These sources of data can, at best, provide only very indirect measures of dynamic processes that occur in social situations. Therefore, descriptions of definitional processes are typically based on direct observation of social interaction between social audiences and the people they define as deviant.
The sociologist who is present in such social situations can observe and record definitional processes as they unfold. A study of police encounters with juveniles by Piliavin and Briar provides a good illustration of direct observational techniques.
The researchers rode in police cars with juvenile officers during their regular patrol shifts.Deviance is defined as the recognized violation of cultural norms. Learn more about the definition and some of the major theories attached to deviance and test your knowledge with a quiz.
By “social construction of deviance,” we understand deviance to be the outcome of different groups in society defining and labeling what is deviant.
For example, until recently, religion, medicine, and government defined homosexuality as a sin, a sickness, and a crime. I am not certain whether we were to wrap up our conversation yesterday or today, however, I will send at least one more message.
The quote from your last message is, of course, the crux of the. Any definition of virtue rests on an opposing idea of vice: There can be no good without evil and no justice without crime". Deviance defines moral boundaries, people learn right from wrong by defining people as deviant.
A serious form of deviance forces people . Jun 16, · Defining Deviancy Down June 16, PM Subscribe Moynihan started from Emile Durkheim 's proposition that there is a limit to the amount of deviant behavior any community can "afford to recognize" (called the "Durkheim Constant").
Defining Deviance is a slim volume, pages divided into six chapters, leaving the author scant room to flesh out all of the intriguing arguments he raises in the introduction.

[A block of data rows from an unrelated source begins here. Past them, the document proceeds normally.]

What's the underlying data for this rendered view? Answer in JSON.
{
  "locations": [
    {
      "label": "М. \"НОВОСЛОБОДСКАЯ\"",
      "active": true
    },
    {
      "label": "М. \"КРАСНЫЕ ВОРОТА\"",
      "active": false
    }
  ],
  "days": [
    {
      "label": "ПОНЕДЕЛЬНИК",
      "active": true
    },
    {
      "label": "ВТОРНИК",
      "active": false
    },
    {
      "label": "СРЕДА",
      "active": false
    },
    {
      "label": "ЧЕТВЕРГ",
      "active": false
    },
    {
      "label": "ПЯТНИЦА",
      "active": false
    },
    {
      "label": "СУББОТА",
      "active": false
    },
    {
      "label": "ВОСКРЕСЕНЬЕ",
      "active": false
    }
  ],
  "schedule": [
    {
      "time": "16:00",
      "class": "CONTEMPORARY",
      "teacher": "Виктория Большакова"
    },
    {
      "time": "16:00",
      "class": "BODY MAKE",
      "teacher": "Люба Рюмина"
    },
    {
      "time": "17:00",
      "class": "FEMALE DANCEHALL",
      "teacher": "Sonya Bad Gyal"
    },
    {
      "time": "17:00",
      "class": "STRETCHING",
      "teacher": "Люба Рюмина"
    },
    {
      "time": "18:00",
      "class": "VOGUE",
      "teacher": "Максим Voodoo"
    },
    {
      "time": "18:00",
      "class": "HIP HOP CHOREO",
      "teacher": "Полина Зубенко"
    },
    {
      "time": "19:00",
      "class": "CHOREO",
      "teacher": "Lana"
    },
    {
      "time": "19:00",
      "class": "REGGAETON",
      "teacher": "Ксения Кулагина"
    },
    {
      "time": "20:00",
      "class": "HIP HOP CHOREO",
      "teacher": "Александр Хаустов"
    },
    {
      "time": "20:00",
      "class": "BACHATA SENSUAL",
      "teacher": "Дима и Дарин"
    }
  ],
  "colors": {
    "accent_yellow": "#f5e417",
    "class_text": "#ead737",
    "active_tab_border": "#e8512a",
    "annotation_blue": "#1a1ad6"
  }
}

Although Rembis repeatedly stresses that his is not an institutional history, he has uncovered .